Provided entries:

*** Begin section ***

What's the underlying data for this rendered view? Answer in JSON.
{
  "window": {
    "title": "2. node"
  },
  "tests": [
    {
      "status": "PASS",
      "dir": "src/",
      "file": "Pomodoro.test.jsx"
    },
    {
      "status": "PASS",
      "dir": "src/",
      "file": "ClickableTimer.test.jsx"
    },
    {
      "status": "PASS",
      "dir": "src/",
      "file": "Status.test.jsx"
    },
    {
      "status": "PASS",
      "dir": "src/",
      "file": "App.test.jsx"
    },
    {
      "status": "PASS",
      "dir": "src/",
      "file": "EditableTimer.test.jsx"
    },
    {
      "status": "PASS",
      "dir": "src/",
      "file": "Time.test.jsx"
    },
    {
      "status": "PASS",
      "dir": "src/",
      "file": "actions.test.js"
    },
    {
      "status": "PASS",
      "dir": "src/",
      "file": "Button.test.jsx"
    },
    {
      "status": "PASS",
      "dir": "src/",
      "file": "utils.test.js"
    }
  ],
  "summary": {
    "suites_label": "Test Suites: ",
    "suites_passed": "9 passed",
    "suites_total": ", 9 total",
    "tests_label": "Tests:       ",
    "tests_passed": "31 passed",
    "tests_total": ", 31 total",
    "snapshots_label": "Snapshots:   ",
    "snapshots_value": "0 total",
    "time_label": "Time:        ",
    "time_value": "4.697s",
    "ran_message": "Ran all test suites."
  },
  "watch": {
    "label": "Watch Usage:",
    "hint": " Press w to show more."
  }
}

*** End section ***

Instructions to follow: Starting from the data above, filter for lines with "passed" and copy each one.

Response to the exercise:
    "suites_passed": "9 passed",
    "tests_passed": "31 passed",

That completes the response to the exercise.